Arthur Bispo do Rosário (1909 – 1989) is considered to be one of the greatest Brazilian artists. He produced all of his work during a period of around 50 year of confinement at the Psychiatric Colony Juliano Moreira in Rio de Janeiro, Brazil, under a diagnosis of schizophrenia paranoia.His work reflects a dialogue established between art and madness, and his character fits withinthedebate on eugenic thinking, prejudice and the boundaries between art and insanity at least in Brazil. His life historyisalso bind to the history of Brazilian psychiatric asylums, such as the Psychiatric Colony Juliano Moreira, founded in Rio de Janeiro, in the first half of the twentieth century, which had the main purpose of taking away from the streets those classified as abnormal or undesirable (the black, thepoor, the alcoholics, and any person with a deviant behaviour.)
At one point, at the psychiatric asylum, Artur Bispo do Rosário began to produce objects with different types of materials, mainly trash and scrap,that were classified as avant-garde art and suprisingly compared to the work of Marcel Duchamp when they were discovered in the early 80’s.He filled a labyrinth of cells at the psychiatric asylum withhundreds of objects and miniatures, assemblages and embroidery, canopies and banners out of junk and scraps. Author of his own particular vocabulary, in the dark interior of the colony he reinvented shoes, cups, hammers, corks, pencils, soap dishes, watches and combs in an endless list that he tirelessly made longer.

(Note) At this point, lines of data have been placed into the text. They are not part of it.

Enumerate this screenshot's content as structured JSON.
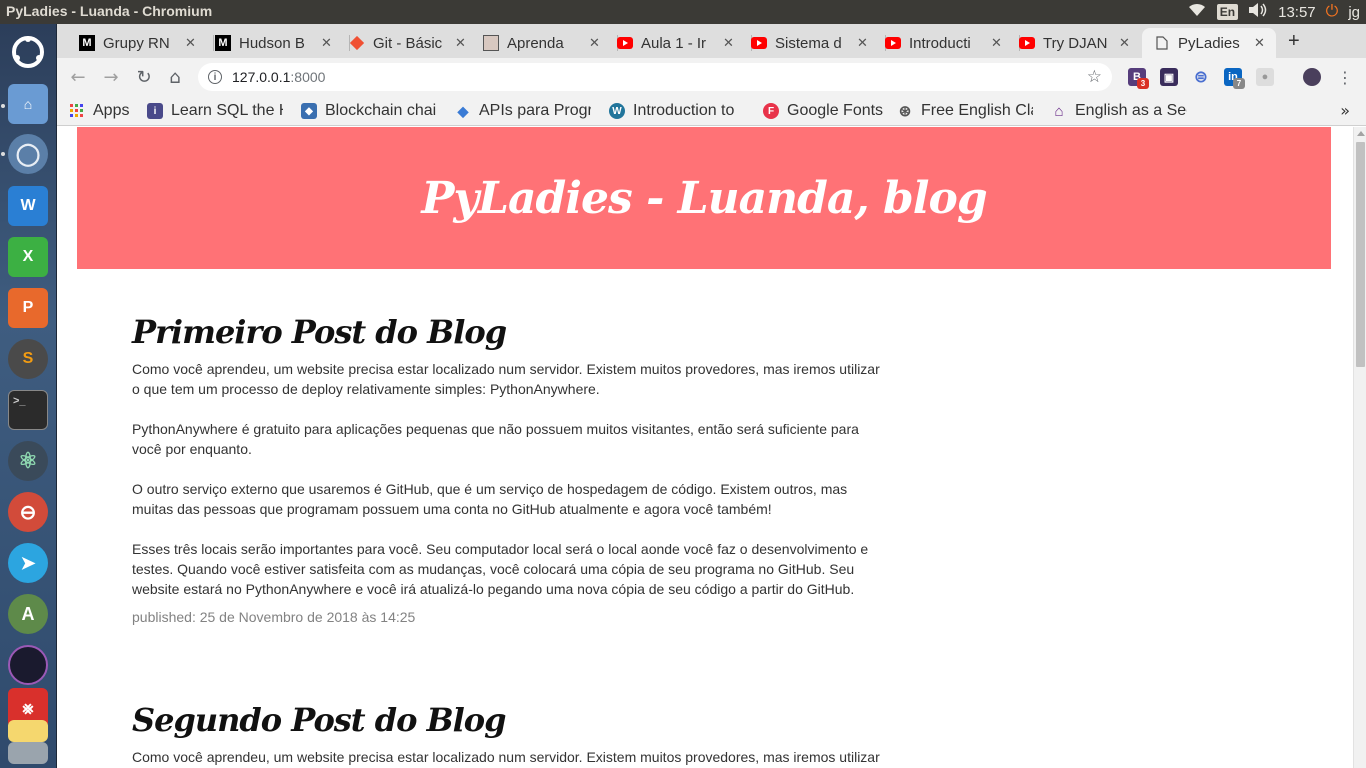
{
  "system": {
    "window_title": "PyLadies - Luanda - Chromium",
    "keyboard_lang": "En",
    "time": "13:57",
    "user": "jg"
  },
  "launcher": {
    "items": [
      "ubuntu-logo",
      "files",
      "chromium",
      "writer",
      "calc",
      "impress",
      "sublime",
      "terminal",
      "atom",
      "help",
      "telegram",
      "android-studio",
      "vpn",
      "acrobat",
      "notes",
      "trash"
    ]
  },
  "tabs": [
    {
      "label": "Grupy RN",
      "favicon": "M"
    },
    {
      "label": "Hudson B",
      "favicon": "M"
    },
    {
      "label": "Git - Básic",
      "favicon": "git"
    },
    {
      "label": "Aprenda",
      "favicon": "person"
    },
    {
      "label": "Aula 1 - Ir",
      "favicon": "youtube"
    },
    {
      "label": "Sistema d",
      "favicon": "youtube"
    },
    {
      "label": "Introducti",
      "favicon": "youtube"
    },
    {
      "label": "Try DJAN",
      "favicon": "youtube"
    },
    {
      "label": "PyLadies",
      "favicon": "page",
      "active": true
    }
  ],
  "toolbar": {
    "url_host": "127.0.0.1",
    "url_port": ":8000",
    "extension_badge_1": "3",
    "extension_badge_2": "7"
  },
  "bookmarks": [
    {
      "label": "Apps",
      "icon": "apps-grid"
    },
    {
      "label": "Learn SQL the H",
      "icon": "book"
    },
    {
      "label": "Blockchain chair",
      "icon": "cube"
    },
    {
      "label": "APIs para Progr",
      "icon": "diamond"
    },
    {
      "label": "Introduction to",
      "icon": "wordpress"
    },
    {
      "label": "Google Fonts",
      "icon": "fonts"
    },
    {
      "label": "Free English Cla",
      "icon": "globe"
    },
    {
      "label": "English as a Sec",
      "icon": "house"
    }
  ],
  "page": {
    "header_title": "PyLadies - Luanda, blog",
    "posts": [
      {
        "title": "Primeiro Post do Blog",
        "paragraphs": [
          "Como você aprendeu, um website precisa estar localizado num servidor. Existem muitos provedores, mas iremos utilizar o que tem um processo de deploy relativamente simples: PythonAnywhere.",
          "PythonAnywhere é gratuito para aplicações pequenas que não possuem muitos visitantes, então será suficiente para você por enquanto.",
          "O outro serviço externo que usaremos é GitHub, que é um serviço de hospedagem de código. Existem outros, mas muitas das pessoas que programam possuem uma conta no GitHub atualmente e agora você também!",
          "Esses três locais serão importantes para você. Seu computador local será o local aonde você faz o desenvolvimento e testes. Quando você estiver satisfeita com as mudanças, você colocará uma cópia de seu programa no GitHub. Seu website estará no PythonAnywhere e você irá atualizá-lo pegando uma nova cópia de seu código a partir do GitHub."
        ],
        "published": "published: 25 de Novembro de 2018 às 14:25"
      },
      {
        "title": "Segundo Post do Blog",
        "paragraphs": [
          "Como você aprendeu, um website precisa estar localizado num servidor. Existem muitos provedores, mas iremos utilizar"
        ]
      }
    ]
  }
}
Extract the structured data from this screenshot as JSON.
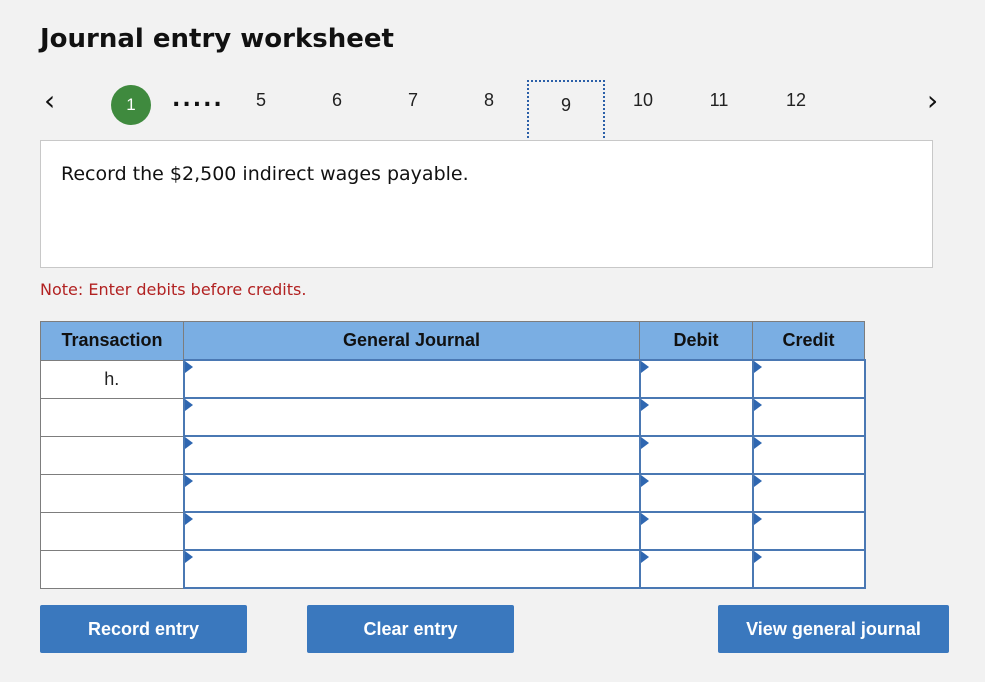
{
  "page": {
    "title": "Journal entry worksheet"
  },
  "pager": {
    "prev_icon": "‹",
    "next_icon": "›",
    "current": "1",
    "ellipsis": ".....",
    "steps": [
      "5",
      "6",
      "7",
      "8",
      "9",
      "10",
      "11",
      "12"
    ],
    "selected": "9",
    "current_color": "#3f8a3e"
  },
  "prompt": {
    "text": "Record the $2,500 indirect wages payable."
  },
  "note": {
    "text": "Note: Enter debits before credits."
  },
  "table": {
    "headers": {
      "transaction": "Transaction",
      "general_journal": "General Journal",
      "debit": "Debit",
      "credit": "Credit"
    },
    "rows": [
      {
        "transaction": "h.",
        "account": "",
        "debit": "",
        "credit": ""
      },
      {
        "transaction": "",
        "account": "",
        "debit": "",
        "credit": ""
      },
      {
        "transaction": "",
        "account": "",
        "debit": "",
        "credit": ""
      },
      {
        "transaction": "",
        "account": "",
        "debit": "",
        "credit": ""
      },
      {
        "transaction": "",
        "account": "",
        "debit": "",
        "credit": ""
      },
      {
        "transaction": "",
        "account": "",
        "debit": "",
        "credit": ""
      }
    ],
    "header_color": "#7aaee3"
  },
  "buttons": {
    "record": "Record entry",
    "clear": "Clear entry",
    "view": "View general journal",
    "color": "#3a78be"
  }
}
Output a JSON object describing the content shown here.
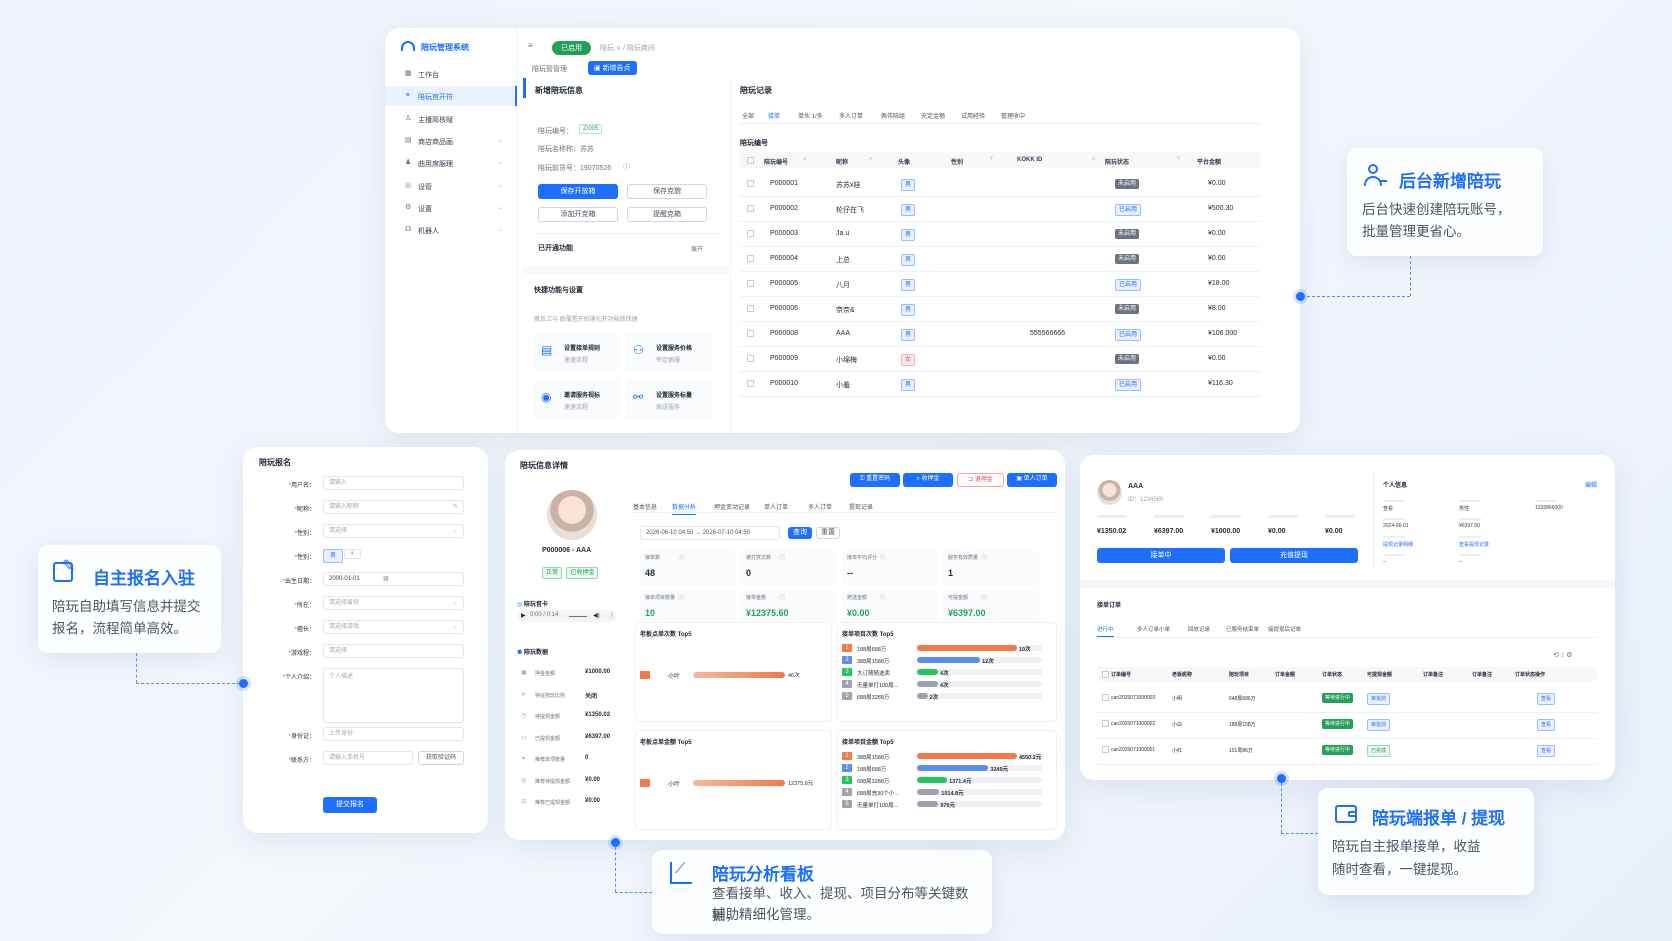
{
  "admin": {
    "logo": "陪玩管理系统",
    "menu": [
      {
        "label": "工作台",
        "icon": "grid-icon"
      },
      {
        "label": "陪玩官开符",
        "icon": "link-icon",
        "active": true
      },
      {
        "label": "主播简核赋",
        "icon": "user-icon"
      },
      {
        "label": "商店商品画",
        "icon": "store-icon",
        "arrow": true
      },
      {
        "label": "曲用席服理",
        "icon": "person-icon",
        "arrow": true
      },
      {
        "label": "设管",
        "icon": "target-icon",
        "arrow": true
      },
      {
        "label": "设置",
        "icon": "gear-icon",
        "arrow": true
      },
      {
        "label": "机器人",
        "icon": "robot-icon",
        "arrow": true
      }
    ],
    "topbar": {
      "badge": "已启用",
      "crumb": "陪玩 ∨ / 陪玩商间"
    },
    "tabs": [
      "陪玩管管理",
      "新增告贞"
    ],
    "left_title": "新增陪玩信息",
    "info": [
      "陪玩编号：",
      "陪玩名称称：苏苏",
      "陪玩前货号：19070526"
    ],
    "info_tag": "Z/005",
    "btns": [
      "保存开放箱",
      "保存克貌",
      "添加开克箱",
      "提醒克箱"
    ],
    "opened": "已开通功能",
    "expand": "展开",
    "quick_title": "快捷功能与设置",
    "quick_desc": "概反工与 疲覆置开拍捕扎开功能做快捷",
    "quick": [
      {
        "t": "设置接单规则",
        "d": "速速流程"
      },
      {
        "t": "设置服务价格",
        "d": "帝定佩服"
      },
      {
        "t": "邀请服务视标",
        "d": "速速流程"
      },
      {
        "t": "设置服务标量",
        "d": "佩送服务"
      }
    ],
    "right_title": "陪玩记录",
    "rtabs": [
      "全部",
      "接单",
      "单伙 1/多",
      "多人订单",
      "佩伟陪组",
      "充定金额",
      "试用经验",
      "管理收中"
    ],
    "sub": "陪玩编号",
    "cols": [
      "陪玩编号",
      "昵称",
      "头像",
      "性别",
      "KOKK ID",
      "陪玩状态",
      "平台金额"
    ],
    "rows": [
      {
        "id": "P000001",
        "name": "苏苏x娃",
        "g": "男",
        "kid": "",
        "st": "未启用",
        "amt": "¥0.00"
      },
      {
        "id": "P000002",
        "name": "轮仔在飞",
        "g": "男",
        "kid": "",
        "st": "已启用",
        "amt": "¥500.30"
      },
      {
        "id": "P000003",
        "name": "Ja.u",
        "g": "男",
        "kid": "",
        "st": "未启用",
        "amt": "¥0.00"
      },
      {
        "id": "P000004",
        "name": "上总",
        "g": "男",
        "kid": "",
        "st": "未启用",
        "amt": "¥0.00"
      },
      {
        "id": "P000005",
        "name": "八月",
        "g": "男",
        "kid": "",
        "st": "已启用",
        "amt": "¥18.00"
      },
      {
        "id": "P000006",
        "name": "奈奈&",
        "g": "男",
        "kid": "",
        "st": "未启用",
        "amt": "¥8.00"
      },
      {
        "id": "P000008",
        "name": "AAA",
        "g": "男",
        "kid": "555566666",
        "st": "已启用",
        "amt": "¥106.000"
      },
      {
        "id": "P000009",
        "name": "小绵梅",
        "g": "女",
        "kid": "",
        "st": "未启用",
        "amt": "¥0.00"
      },
      {
        "id": "P000010",
        "name": "小羞",
        "g": "男",
        "kid": "",
        "st": "已启用",
        "amt": "¥116.30"
      }
    ]
  },
  "signup": {
    "title": "陪玩报名",
    "fields": [
      {
        "label": "用户名：",
        "ph": "请输入"
      },
      {
        "label": "昵称：",
        "ph": "请输入昵称"
      },
      {
        "label": "性别：",
        "ph": "请选择"
      },
      {
        "label": "性别：",
        "ph": ""
      },
      {
        "label": "出生日期：",
        "ph": "2000-01-01"
      },
      {
        "label": "所在：",
        "ph": "请选择省份"
      },
      {
        "label": "擅长：",
        "ph": "请选择游戏"
      },
      {
        "label": "游戏程：",
        "ph": "请选择"
      },
      {
        "label": "个人介绍：",
        "ph": "个人描述"
      },
      {
        "label": "身份证：",
        "ph": "上传身份"
      },
      {
        "label": "联系方：",
        "ph": "请输入手机号"
      }
    ],
    "gender": [
      "男",
      "♀"
    ],
    "code_btn": "获取验证码",
    "submit": "提交报名"
  },
  "detail": {
    "title": "陪玩信息详情",
    "actions": [
      "重置密码",
      "收押金",
      "退押金",
      "单人订单"
    ],
    "name": "P000006 - AAA",
    "tags": [
      "正常",
      "已收押金"
    ],
    "tabs": [
      "基本信息",
      "数据分析",
      "押金变动记录",
      "单人订单",
      "多人订单",
      "提现记录"
    ],
    "date_from": "2026-06-10 04:50",
    "date_to": "2026-07-10 04:50",
    "query": "查询",
    "reset": "重置",
    "stats": [
      {
        "l": "接单数",
        "v": "48"
      },
      {
        "l": "被打赏次数",
        "v": "0"
      },
      {
        "l": "接单平均评分",
        "v": "--"
      },
      {
        "l": "服务有效质量",
        "v": "1"
      },
      {
        "l": "接单项目数量",
        "v": "10"
      },
      {
        "l": "接单金额",
        "v": "¥12375.60"
      },
      {
        "l": "赠送金额",
        "v": "¥0.00"
      },
      {
        "l": "可提金额",
        "v": "¥6397.00"
      }
    ],
    "voice": "陪玩音卡",
    "audio_time": "0:00 / 0:14",
    "data_title": "陪玩数据",
    "data": [
      {
        "l": "押金金额",
        "v": "¥1000.00"
      },
      {
        "l": "特征陪玩比例",
        "v": "关闭"
      },
      {
        "l": "待提现金额",
        "v": "¥1350.02"
      },
      {
        "l": "已提现金额",
        "v": "¥6397.00"
      },
      {
        "l": "推荐单项数量",
        "v": "0"
      },
      {
        "l": "推荐待提现金额",
        "v": "¥0.00"
      },
      {
        "l": "推荐已提现金额",
        "v": "¥0.00"
      }
    ],
    "c1": {
      "title": "老板点单次数 Top5",
      "rows": [
        {
          "n": "小叶",
          "v": 46,
          "lab": "46次"
        }
      ]
    },
    "c2": {
      "title": "接单项目次数 Top5",
      "rows": [
        {
          "n": "188局688万",
          "v": 19,
          "lab": "19次"
        },
        {
          "n": "388局1588万",
          "v": 12,
          "lab": "12次"
        },
        {
          "n": "大订随随选卖",
          "v": 4,
          "lab": "4次"
        },
        {
          "n": "无量单打100局...",
          "v": 4,
          "lab": "4次"
        },
        {
          "n": "688局3288万",
          "v": 2,
          "lab": "2次"
        }
      ]
    },
    "c3": {
      "title": "老板点单金额 Top5",
      "rows": [
        {
          "n": "小叶",
          "v": 12375.6,
          "lab": "12375.6元"
        }
      ]
    },
    "c4": {
      "title": "接单项目金额 Top5",
      "rows": [
        {
          "n": "388局1588万",
          "v": 4550.2,
          "lab": "4550.2元"
        },
        {
          "n": "188局688万",
          "v": 3249,
          "lab": "3249元"
        },
        {
          "n": "688局3288万",
          "v": 1371.4,
          "lab": "1371.4元"
        },
        {
          "n": "688局充30个小...",
          "v": 1014.8,
          "lab": "1014.8元"
        },
        {
          "n": "无量单打100局...",
          "v": 970,
          "lab": "970元"
        }
      ]
    }
  },
  "player": {
    "name": "AAA",
    "uid": "ID：1234560",
    "vals": [
      "¥1350.02",
      "¥6397.00",
      "¥1000.00",
      "¥0.00",
      "¥0.00"
    ],
    "btns": [
      "接单中",
      "充值提现"
    ],
    "pi": "个人信息",
    "edit": "编辑",
    "pi_rows": [
      [
        "查看",
        "男性",
        "1326866000"
      ],
      [
        "2024-06-01",
        "¥6397.00"
      ],
      [
        "提现记录明细",
        "查看提现记录"
      ],
      [
        "--",
        "--"
      ]
    ],
    "ot": "接单订单",
    "otabs": [
      "进行中",
      "多人订单小单",
      "回放记录",
      "已服务结束单",
      "接提现后记单"
    ],
    "cols": [
      "订单编号",
      "老板昵称",
      "陪玩项目",
      "订单金额",
      "订单状态",
      "可提现金额",
      "订单备注",
      "订单备注",
      "订单状态操作"
    ],
    "orders": [
      {
        "no": "can2025071000003",
        "b": "小明",
        "p": "648局686万",
        "s": "等待进行中",
        "st": "审批前",
        "op": "查看"
      },
      {
        "no": "can2025071000002",
        "b": "小白",
        "p": "188局158万",
        "s": "等待进行中",
        "st": "审批前",
        "op": "查看"
      },
      {
        "no": "can2025071000001",
        "b": "小红",
        "p": "101局86万",
        "s": "等待进行中",
        "st": "已完成",
        "op": "查看"
      }
    ]
  },
  "callouts": {
    "c1": {
      "title": "后台新增陪玩",
      "desc1": "后台快速创建陪玩账号，",
      "desc2": "批量管理更省心。"
    },
    "c2": {
      "title": "自主报名入驻",
      "desc1": "陪玩自助填写信息并提交",
      "desc2": "报名，流程简单高效。"
    },
    "c3": {
      "title": "陪玩分析看板",
      "desc1": "查看接单、收入、提现、项目分布等关键数据，",
      "desc2": "辅助精细化管理。"
    },
    "c4": {
      "title": "陪玩端报单 / 提现",
      "desc1": "陪玩自主报单接单，收益",
      "desc2": "随时查看，一键提现。"
    }
  },
  "colors": {
    "accent": "#1e6fff",
    "orange": "#f07a4a",
    "green": "#22a05a"
  }
}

He was anxious to catalogue everything he could before the great day of accounting before God. He never considered himself an artist, but an enlightened being, son of the Virgin Mary, who had been assigned to save part of the real world and its souls. Bispo stayed the course in his odyssey as creator of a unique oeuvre until July 5, 1989, when he died at the age of 78, of a heart attack and arteriosclerosis.
In 1995, he was featured at the the 46th Venice Biennale, and part of the Psychiatric Colony Juliano Moreira has been transformed in a museum carrying his name.